When they crossed paths last weekend in a lethal confrontation that started with a traffic stop, Smith's relatives and friends said it wasn't their first encounter.
A pair of officers had stopped Smith and another man in a car that afternoon when the men bolted on foot. Smith was black, as is Heaggan.
Smith's sister, Sherelle, said her brother and the officer attended the same school at one time.
"The officer knew him personally from high school and he still shot him," Sherelle Smith told CNN on Wednesday. "He didn't like my brother. The officer had a career, but my brother was more popular. He used to harass Sylville."
Milwaukee public school district spokesperson Katie Cunningham told CNN that Smith and the officer did not attend high school together, according to their records.
On Thursday, CNN asked Sherelle Smith about the school district's assertion that there is no record of the two having attended the same school.
Smith said the school district is wrong: "They knew each other from school and the neighborhood."
Police have not named the officer.
CNN has sought comment from Heaggan with no response. Officers have been stationed outside his home and local media reported that he has been staying elsewhere.
The Milwaukee police union has not responded to requests for comment.
Sgt. Timothy GauerkeI, a Milwaukee police spokesman, said he was familiar with reports that the men attended the same school and knew each other but could not confirm them.
Heaggan's name and photo have been widely circulated on social media, with angry comments from people who have threatened to have him killed.
Some online posters described encounters with what they said was an overzealous officer.
A Sherman Park community activist, Goddess Mathews, 30, said it was known in the neighborhood that the officer and Smith were onetime classmates.
"No one doubts the officer knew Sylville. How could he not?" Matthews said.
Mathews remembered Smith as a popular dancer and the officer as an "aggressive" cop who was not well liked in the community.
"Yes, a black man did the shooting but he was wearing a blue uniform with a badge," she said.
"He represented the mentality that people around here are less than human. We're enemies of the state."
Mathews said many Milwaukee police officers treat residents of the predominantly black Sherman Park neighborhood with dignity and respect but Heaggan wasn't one of them.
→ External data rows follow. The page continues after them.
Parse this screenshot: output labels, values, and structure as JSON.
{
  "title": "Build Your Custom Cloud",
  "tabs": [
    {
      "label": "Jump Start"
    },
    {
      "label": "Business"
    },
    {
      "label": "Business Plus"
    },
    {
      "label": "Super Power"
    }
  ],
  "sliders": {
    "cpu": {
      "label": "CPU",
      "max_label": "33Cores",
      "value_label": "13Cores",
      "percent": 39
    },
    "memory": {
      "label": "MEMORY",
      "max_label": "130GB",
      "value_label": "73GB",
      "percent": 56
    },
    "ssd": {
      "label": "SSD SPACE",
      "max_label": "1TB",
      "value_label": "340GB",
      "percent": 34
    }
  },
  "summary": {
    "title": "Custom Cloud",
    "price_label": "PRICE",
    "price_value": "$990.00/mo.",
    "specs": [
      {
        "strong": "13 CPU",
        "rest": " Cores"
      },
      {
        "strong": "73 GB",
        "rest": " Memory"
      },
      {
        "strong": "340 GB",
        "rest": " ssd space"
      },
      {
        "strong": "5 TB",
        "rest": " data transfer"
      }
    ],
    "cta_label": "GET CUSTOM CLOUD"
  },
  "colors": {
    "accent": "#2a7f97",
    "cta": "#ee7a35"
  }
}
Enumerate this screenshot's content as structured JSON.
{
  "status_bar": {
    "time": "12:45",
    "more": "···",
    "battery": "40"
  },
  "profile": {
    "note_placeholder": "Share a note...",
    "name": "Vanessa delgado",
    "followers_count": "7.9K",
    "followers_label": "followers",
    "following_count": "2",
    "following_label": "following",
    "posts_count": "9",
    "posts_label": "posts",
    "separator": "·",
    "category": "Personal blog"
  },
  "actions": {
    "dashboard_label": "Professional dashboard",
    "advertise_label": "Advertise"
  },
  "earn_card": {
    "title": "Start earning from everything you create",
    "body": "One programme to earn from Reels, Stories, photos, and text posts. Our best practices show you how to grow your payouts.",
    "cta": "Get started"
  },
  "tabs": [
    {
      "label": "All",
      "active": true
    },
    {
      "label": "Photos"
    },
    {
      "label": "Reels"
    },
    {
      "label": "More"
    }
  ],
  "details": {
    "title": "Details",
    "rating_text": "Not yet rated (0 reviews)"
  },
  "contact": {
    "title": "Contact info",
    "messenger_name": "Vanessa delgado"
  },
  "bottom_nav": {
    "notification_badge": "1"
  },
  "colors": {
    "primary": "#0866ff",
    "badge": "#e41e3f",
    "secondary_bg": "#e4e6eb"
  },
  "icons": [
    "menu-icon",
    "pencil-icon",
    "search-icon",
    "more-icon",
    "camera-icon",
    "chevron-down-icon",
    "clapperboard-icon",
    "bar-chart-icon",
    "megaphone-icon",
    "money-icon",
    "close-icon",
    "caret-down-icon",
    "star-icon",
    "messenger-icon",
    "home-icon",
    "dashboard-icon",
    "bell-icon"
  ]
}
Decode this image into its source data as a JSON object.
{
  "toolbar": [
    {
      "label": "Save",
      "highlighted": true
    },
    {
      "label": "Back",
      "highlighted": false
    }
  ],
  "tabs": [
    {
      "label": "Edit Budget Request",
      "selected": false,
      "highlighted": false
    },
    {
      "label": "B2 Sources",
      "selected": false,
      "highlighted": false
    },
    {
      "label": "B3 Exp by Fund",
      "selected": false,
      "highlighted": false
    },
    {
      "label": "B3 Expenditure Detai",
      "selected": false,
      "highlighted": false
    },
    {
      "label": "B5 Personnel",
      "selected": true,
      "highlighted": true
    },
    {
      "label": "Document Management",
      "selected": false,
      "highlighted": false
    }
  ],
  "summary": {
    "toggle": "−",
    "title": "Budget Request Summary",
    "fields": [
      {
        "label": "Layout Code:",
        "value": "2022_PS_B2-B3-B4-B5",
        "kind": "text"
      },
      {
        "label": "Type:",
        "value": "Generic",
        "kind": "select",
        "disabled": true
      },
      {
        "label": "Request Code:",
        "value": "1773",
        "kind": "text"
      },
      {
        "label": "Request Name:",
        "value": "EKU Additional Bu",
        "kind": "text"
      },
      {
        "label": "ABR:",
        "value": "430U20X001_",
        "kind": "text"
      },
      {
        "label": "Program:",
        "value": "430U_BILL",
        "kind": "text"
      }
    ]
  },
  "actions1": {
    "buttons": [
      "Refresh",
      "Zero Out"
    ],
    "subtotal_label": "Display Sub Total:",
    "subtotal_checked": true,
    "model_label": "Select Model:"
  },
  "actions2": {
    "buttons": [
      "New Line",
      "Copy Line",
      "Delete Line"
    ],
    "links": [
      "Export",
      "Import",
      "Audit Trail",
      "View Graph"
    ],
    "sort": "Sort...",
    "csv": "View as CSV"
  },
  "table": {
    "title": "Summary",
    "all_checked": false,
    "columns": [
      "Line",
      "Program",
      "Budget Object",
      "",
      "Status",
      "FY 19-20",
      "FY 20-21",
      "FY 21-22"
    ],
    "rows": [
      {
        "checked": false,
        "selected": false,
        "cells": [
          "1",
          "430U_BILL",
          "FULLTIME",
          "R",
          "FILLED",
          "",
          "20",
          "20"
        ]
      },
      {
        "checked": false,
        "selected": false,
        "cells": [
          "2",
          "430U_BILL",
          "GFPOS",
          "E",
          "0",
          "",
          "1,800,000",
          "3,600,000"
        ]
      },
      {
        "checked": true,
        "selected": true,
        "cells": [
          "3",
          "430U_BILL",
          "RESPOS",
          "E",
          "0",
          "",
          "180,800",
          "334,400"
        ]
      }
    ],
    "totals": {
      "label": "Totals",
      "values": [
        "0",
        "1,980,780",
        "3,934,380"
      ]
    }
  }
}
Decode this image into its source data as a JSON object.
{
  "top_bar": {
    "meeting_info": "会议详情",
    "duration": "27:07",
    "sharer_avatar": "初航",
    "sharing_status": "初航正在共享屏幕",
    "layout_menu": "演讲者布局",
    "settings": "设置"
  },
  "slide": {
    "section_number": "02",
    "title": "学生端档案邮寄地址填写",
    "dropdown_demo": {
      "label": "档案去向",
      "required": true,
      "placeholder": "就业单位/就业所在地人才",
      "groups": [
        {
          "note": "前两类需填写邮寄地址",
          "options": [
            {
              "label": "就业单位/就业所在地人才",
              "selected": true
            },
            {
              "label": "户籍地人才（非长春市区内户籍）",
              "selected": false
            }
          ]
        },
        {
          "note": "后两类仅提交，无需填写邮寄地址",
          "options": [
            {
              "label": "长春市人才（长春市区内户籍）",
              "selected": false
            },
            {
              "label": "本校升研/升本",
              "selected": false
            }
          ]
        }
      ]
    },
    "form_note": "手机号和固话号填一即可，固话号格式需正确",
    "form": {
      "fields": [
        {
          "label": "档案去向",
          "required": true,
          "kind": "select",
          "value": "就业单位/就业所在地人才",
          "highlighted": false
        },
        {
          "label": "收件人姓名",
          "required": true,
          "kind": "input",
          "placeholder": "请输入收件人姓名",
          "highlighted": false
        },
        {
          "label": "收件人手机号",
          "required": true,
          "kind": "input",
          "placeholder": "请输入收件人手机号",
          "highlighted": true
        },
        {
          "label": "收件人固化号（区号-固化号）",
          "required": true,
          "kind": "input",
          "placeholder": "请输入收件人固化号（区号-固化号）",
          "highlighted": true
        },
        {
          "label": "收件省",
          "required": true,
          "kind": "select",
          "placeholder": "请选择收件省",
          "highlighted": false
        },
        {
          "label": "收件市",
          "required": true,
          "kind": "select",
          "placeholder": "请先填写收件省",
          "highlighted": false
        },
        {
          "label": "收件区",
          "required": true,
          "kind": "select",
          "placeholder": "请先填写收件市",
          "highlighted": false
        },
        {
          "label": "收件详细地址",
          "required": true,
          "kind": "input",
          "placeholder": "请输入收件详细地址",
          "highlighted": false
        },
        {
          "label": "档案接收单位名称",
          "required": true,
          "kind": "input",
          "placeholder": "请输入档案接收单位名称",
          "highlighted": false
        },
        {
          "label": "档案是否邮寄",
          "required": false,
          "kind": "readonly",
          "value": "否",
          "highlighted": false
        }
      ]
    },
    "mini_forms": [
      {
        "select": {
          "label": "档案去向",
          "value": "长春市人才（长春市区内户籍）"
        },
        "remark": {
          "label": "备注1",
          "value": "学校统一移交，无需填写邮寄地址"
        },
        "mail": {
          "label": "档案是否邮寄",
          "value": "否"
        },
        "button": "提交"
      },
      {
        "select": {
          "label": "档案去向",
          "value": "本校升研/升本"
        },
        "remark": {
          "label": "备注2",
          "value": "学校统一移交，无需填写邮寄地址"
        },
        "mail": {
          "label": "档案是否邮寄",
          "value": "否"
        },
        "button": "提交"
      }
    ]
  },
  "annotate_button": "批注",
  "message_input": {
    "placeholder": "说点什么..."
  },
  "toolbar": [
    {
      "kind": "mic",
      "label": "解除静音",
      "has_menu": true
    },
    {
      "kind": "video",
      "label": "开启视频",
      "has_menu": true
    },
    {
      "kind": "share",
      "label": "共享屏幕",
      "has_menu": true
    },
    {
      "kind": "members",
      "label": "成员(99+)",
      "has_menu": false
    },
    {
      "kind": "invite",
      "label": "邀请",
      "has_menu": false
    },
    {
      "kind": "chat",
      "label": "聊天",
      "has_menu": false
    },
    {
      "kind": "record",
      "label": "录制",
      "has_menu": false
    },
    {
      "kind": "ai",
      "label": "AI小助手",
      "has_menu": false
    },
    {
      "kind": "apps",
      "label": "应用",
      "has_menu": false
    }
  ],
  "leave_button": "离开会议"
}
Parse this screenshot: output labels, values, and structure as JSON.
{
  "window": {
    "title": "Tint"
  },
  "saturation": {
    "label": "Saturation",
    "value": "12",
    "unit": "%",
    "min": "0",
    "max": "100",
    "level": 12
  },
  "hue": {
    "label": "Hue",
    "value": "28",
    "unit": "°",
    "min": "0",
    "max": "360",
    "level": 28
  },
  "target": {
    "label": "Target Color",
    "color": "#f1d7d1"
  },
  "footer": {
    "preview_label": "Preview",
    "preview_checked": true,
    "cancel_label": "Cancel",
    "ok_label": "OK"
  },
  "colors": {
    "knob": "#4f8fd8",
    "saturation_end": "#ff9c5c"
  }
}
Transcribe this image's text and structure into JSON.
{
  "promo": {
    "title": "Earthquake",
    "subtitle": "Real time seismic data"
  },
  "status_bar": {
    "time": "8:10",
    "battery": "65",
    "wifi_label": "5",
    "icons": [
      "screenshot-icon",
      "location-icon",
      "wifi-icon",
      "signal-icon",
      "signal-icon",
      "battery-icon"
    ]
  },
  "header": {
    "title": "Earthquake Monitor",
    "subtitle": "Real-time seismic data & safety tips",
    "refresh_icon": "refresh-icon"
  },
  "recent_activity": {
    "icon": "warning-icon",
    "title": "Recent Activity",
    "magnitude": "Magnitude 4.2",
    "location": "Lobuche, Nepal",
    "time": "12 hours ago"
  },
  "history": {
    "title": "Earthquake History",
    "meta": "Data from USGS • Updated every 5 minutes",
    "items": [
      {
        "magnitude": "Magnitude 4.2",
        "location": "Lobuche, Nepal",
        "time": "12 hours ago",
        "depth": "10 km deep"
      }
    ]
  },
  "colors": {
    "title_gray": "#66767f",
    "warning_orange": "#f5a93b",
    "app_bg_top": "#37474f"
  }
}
"He was like a tyrant," she said. "He took a very aggressive approach on the street."
Mathews said the officer was a familiar figure in the hip-hop nightclub scene.
"He could be overly aggressive out here but, in a room with 200 of us and without his badge and uniform, he wasn't so tough," she said.
Sherelle Smith said Heaggan also knew her brother from hanging out at a downtown nightclub popular for Hip Hop and R&B.
"He would see my brother at the clubs," she said.
Deandre Ueal, 25, said he knew Smith from the Boys & Girls Club and the officer from the local basketball courts when they were younger.
Ueal said the officer had a reputation "for messing with people for no reason" and always seemed "eager to bust people up."
As for Smith, Ueal said, "He grew up rough. We all grew up in poverty. It was hard."
The cop has six years of service with the Milwaukee police -- three as an officer, officials said. He entered the department as part of an apprentice program that recruits high school students and requires that they complete college credits.
He was assigned to District 7 on the northwest side.
The officer has been placed on administrative duty during an investigation.
Darius, a young man who asked to be identified only by his first name, said Heaggan "loves being a cop."
Heaggan wouldn't speak about life on the force but preferred to talk instead about "being positive," Darius said.
Darius remembered being with Heaggan at a store when some people tried to start a fight with them. The officer told him, "Let's get out of here. We don't want any trouble."
Asked about Smith's shooting and the police claim that he refused to put down his weapon, Darius said: "I feel if you're doing something and cops catch up with you, you got to give it up."
Cedric Jackson, who retired in 2011 after more than two decades as a Milwaukee police officer, told CNN that he didn't know the cop involved in the Smith shooting. But Jackson said younger officers are taught to show people in the community "who's boss and keep them in fear of you."
There also are frequent attempts to humiliate people in impoverished sections of the city, Jackson said.
"During questioning or stops, officers would often ask black men, 'Are you working?'" he recalled. "When they said, 'No,' the officer would say, 'What a shame. How can you consider yourself a man and not work? If I had children, I'd shovel s--- if I had to.'"
After Saturday's shooting, Mayor Tom Barrett said police body camera footage showed Smith holding a handgun during the encounter. That video has not been released.
Police said the officer shot Smith after he failed to comply with orders to put his gun down, which was loaded with 23 rounds -- more than the officer was carrying.
Smith's sister, Kimberly Neal, mourned a brother she described as a high school graduate who played basketball, not a "man with a lengthy arrest record" described by police.
On Thursday, the Wisconsin Department of Justice announced an anonymous tip line for anyone with information related to the shooting.
"It is my goal to complete officer-involved death investigations expeditiously so the community gets the answers they deserve," said Attorney General Brad Schimel in a statement.
The findings of its investigation will be turned over to the Milwaukee County district attorney's office.
Protests over the shooting turned violent during the weekend as at least six businesses were torched, cars were burned and four officers were injured in the clashes.
The damage was not as extensive Sunday night, but shots rang out in three locations, and an 18-year-old man who was struck in the neck was hospitalized, police said. At least seven officers were wounded, including some who were hit by rocks and bricks.
The area has been calmer in recent days but the shooting brought festering racial tension to the surface. Community leaders said the violence was a byproduct of inequities, injustice, unemployment and lack of educational opportunities.
On virtually every indicator of racial inequality, Milwaukee consistently ranks among the worst five cities
in the country.